### Task goal:
Determine the number of lines in the data that contain "Accept", and write only that number.

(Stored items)
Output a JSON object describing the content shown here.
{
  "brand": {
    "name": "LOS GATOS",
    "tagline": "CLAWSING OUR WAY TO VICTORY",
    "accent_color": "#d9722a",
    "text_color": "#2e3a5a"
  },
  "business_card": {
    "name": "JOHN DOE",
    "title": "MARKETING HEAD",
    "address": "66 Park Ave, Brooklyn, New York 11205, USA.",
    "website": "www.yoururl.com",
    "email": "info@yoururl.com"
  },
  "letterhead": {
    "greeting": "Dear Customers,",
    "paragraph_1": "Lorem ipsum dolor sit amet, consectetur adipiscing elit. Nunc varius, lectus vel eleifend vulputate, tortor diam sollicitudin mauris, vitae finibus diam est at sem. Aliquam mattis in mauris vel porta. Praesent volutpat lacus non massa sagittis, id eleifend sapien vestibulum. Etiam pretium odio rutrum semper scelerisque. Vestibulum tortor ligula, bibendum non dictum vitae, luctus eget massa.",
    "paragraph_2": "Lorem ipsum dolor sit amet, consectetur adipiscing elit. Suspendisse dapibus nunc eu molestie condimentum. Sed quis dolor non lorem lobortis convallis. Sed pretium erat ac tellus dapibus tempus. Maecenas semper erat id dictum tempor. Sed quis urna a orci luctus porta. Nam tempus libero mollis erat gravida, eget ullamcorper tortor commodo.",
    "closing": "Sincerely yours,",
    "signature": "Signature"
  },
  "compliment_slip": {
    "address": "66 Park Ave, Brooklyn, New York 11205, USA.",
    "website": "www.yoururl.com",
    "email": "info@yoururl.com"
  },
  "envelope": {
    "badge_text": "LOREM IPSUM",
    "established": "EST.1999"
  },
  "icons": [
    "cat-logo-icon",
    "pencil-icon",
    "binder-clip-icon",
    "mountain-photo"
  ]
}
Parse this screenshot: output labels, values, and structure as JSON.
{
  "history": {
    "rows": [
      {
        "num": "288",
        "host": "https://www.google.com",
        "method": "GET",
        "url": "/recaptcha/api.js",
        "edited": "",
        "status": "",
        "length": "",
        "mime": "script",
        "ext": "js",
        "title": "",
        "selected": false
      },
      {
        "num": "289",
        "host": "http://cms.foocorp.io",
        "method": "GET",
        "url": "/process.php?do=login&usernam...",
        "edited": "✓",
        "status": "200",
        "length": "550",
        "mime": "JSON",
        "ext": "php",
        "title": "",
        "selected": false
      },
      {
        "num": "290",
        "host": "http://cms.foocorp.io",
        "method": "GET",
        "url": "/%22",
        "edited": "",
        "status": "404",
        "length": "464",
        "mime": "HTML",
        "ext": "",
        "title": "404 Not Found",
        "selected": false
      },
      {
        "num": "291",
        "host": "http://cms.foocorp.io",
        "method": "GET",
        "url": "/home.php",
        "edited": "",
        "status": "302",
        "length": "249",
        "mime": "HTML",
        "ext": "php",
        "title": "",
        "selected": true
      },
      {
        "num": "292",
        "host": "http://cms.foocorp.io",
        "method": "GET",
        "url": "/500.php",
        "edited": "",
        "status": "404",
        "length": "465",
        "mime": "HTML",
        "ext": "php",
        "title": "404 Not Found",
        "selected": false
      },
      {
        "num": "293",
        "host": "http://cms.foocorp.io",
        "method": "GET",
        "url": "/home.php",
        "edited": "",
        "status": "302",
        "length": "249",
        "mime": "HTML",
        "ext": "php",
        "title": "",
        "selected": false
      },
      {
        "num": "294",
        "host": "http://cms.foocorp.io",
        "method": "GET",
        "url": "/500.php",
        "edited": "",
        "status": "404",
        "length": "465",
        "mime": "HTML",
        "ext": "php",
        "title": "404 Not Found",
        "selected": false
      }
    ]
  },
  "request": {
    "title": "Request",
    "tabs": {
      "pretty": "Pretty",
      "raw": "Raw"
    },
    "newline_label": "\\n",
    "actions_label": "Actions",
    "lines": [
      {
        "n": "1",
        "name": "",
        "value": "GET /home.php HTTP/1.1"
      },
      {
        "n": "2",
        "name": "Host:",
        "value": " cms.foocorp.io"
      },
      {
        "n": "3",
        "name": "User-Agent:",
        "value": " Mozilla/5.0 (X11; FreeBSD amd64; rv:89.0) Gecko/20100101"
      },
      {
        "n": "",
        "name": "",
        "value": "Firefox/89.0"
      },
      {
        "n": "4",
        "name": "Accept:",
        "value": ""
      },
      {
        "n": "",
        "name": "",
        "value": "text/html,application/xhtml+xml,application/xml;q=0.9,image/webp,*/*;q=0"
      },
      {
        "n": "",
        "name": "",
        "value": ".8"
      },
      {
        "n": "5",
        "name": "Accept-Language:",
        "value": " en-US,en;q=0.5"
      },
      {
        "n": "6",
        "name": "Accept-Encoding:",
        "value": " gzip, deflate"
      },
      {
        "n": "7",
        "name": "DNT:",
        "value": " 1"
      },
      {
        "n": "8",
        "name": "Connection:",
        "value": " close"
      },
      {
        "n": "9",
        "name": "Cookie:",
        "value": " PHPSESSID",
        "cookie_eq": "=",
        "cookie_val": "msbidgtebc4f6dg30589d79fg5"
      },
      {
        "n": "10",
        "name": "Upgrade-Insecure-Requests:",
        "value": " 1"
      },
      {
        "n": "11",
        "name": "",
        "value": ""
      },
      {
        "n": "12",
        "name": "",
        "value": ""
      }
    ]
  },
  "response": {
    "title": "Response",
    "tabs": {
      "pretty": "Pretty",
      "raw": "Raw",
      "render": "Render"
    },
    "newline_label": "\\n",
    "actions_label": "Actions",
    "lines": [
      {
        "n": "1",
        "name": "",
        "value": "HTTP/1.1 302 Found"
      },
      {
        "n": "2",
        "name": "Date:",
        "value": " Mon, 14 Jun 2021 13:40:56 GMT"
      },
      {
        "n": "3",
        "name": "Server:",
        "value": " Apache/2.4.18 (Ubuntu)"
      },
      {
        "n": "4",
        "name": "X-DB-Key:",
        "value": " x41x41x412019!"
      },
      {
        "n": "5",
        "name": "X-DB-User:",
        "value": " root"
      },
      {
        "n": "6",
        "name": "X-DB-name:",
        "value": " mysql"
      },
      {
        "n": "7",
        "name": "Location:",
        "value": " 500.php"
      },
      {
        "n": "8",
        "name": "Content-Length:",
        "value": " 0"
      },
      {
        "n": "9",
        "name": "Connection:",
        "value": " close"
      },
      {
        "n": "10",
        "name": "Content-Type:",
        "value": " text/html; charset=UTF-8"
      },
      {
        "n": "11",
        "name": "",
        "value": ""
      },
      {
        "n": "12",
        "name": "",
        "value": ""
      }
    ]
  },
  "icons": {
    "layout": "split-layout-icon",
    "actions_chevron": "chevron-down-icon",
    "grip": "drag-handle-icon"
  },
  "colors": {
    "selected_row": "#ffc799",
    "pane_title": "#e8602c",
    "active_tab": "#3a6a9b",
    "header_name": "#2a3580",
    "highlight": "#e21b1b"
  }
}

### Answer area:
3